Western Digital is also trying to kickstart a new range of NAS units for the SOHO market with the introduction of 2.5" Red models. Coming in 1 TB and 750 GB capacities, they may end up making small form factor NAS units with multiple bays attractive for consumers. As a NAS user, I am always torn between moving to fewer number of high-capacity drives or retain a large number of lower capacity drives. While space and power concerns may make the latter choice appear foolish, the prolonged risky rebuild and expansion times with higher capacity disks may also represent a legitimate concern. Under these circumstances, it might be really interesting to see small form factor NAS units which support 2.5" drives only. The following table summarizes the various models available in the WD Red lineup after today's launch.

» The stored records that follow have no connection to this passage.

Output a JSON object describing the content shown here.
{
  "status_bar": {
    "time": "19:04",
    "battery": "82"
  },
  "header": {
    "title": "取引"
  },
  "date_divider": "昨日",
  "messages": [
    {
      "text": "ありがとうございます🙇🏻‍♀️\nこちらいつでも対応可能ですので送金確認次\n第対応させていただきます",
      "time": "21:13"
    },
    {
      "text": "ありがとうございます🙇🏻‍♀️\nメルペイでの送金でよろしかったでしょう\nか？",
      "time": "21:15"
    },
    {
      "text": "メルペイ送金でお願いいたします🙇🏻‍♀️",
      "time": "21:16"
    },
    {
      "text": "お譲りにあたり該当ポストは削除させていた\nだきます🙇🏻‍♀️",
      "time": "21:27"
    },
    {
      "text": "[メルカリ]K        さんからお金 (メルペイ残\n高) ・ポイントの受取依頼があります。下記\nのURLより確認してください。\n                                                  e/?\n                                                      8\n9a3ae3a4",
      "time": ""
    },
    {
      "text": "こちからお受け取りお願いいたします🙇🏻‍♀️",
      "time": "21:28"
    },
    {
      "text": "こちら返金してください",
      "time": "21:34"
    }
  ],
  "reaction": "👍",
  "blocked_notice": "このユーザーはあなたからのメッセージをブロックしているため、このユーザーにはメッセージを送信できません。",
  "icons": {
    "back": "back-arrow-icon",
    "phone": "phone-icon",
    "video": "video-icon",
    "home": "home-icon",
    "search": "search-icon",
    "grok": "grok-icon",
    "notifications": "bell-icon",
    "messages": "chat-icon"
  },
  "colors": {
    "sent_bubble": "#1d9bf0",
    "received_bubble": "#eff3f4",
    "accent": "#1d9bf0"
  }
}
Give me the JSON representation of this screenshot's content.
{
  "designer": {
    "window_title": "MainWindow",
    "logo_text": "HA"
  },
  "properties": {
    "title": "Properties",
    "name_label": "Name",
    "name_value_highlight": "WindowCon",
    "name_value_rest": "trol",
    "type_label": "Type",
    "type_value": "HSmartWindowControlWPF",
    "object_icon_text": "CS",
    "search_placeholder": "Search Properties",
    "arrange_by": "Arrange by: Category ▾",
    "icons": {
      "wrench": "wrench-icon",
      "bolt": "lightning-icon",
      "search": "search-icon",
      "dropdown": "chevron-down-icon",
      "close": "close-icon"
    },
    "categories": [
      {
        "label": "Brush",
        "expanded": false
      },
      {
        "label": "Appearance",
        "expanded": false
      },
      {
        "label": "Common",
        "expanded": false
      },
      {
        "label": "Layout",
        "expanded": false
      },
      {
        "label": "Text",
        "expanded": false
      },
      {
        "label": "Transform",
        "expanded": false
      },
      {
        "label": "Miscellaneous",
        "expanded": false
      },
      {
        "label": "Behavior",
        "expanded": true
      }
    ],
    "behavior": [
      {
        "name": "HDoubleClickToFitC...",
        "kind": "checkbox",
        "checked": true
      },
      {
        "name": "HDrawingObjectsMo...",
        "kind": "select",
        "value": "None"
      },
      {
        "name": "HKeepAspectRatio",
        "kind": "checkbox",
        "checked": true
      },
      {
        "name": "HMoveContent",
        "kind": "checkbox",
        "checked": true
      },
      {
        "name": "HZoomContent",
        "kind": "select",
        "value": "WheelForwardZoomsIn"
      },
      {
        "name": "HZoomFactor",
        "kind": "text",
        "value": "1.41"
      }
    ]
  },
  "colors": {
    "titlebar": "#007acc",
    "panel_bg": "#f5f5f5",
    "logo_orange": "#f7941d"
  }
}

We had covered the launch of the WD Se hard drives for data centers and high end NAS units in May. One of the advertised aspects was the 180 TB/yr workload capacity. Western Digital is unable to commit to a workload capacity for the WD Red lineup because of the varying environmental conditions under which consumer NAS units operate. That said, WD expects (unofficially) the Red drives to be able to handle workloads between 120 and 150 TB/year.

A few months after the WD Red got introduced into the market last year, I began to spy lots of forum reports indicating incompatibility with certain motherboards. It was refreshing to see WD's social media / tech support team actually reach out to these users (even in the absence of an official support ticket) and gather the necessary information to improve the compatibility of the WD Red drives (not only with NAS units, but, also with standard off-the-shelf PC motherboards).

The 4 TB version has a MSRP of $229, while the 2.5" versions are $79 (750 GB) and $99 (1 TB) each. Samples of the WD Red 4 TB version are in-house and you can expect a detailed review to come up later tonight.

Comments Locked


View All Comments

  • kelly.hendrix - Wednesday, September 4, 2013 - link

    I agree with you Dentons
  • xkiller213 - Tuesday, September 3, 2013 - link

    I would use either a Fractal Design Node 304 or a U-NAS NSC-400 or NSC-800 case... The U-NAS cases are quite interesting though, 4 or 8 bay hot swap and it fits a mini ITX mobo...
  • DanNeely - Tuesday, September 3, 2013 - link

    I wish I'd've heard of them a year ago; the NSC-400 appears to be exactly what I was looking for unsuccessfully at the time.
  • kepstin - Tuesday, September 3, 2013 - link

    I managed to pick up a Chenbro ES34169 a while back for my NAS:
    Nice little case, with 4 hot-plug SATA bays on a backplane in pretty much the smallest possible space. Main issues are that it's a bit noisy unless you undervolt the fans, and the internal 120W PSU is custom, not a standard form factor.
    Unfortunately, it's gotten very hard to find now (I think it may have been discontinued?)
  • Guspaz - Tuesday, September 3, 2013 - link

    Too little, too late. I waited for ages for these things to come out, to upgrade my file server. I eventually gave up, and grabbed seven 4TB Hitachi CoolSpin drives when they were on sale ofr $150. I'd rather have had the Red drives, but 4TB drives hit the market a full two years ago, in 2011. Two years late to market is just silly.
  • Assimilator87 - Tuesday, September 3, 2013 - link

    Are these 1TB/platter and does anyone know the RPM range on the 2.5" Reds?
  • lurker22 - Tuesday, September 3, 2013 - link

    Platter size on the 4TB?
  • ganeshts - Tuesday, September 3, 2013 - link

    It is definitely NOT 1 TB platters. I am waiting on info from WD on this.
  • ganeshts - Tuesday, September 3, 2013 - link

    Should be five 800 GB platters.. still awaiting confirmation, though.
  • glugglug - Tuesday, September 3, 2013 - link

    Seriously? The 1-3TB drives use 1TB platters. Why would 4TB use *smaller*?

    The weight progression in the specs for the different capacities suggests to me 4 platters. I was hoping the long wait would have brought us a 3x1.33 platter 4TB.

Log in

Don't have an account? Sign up now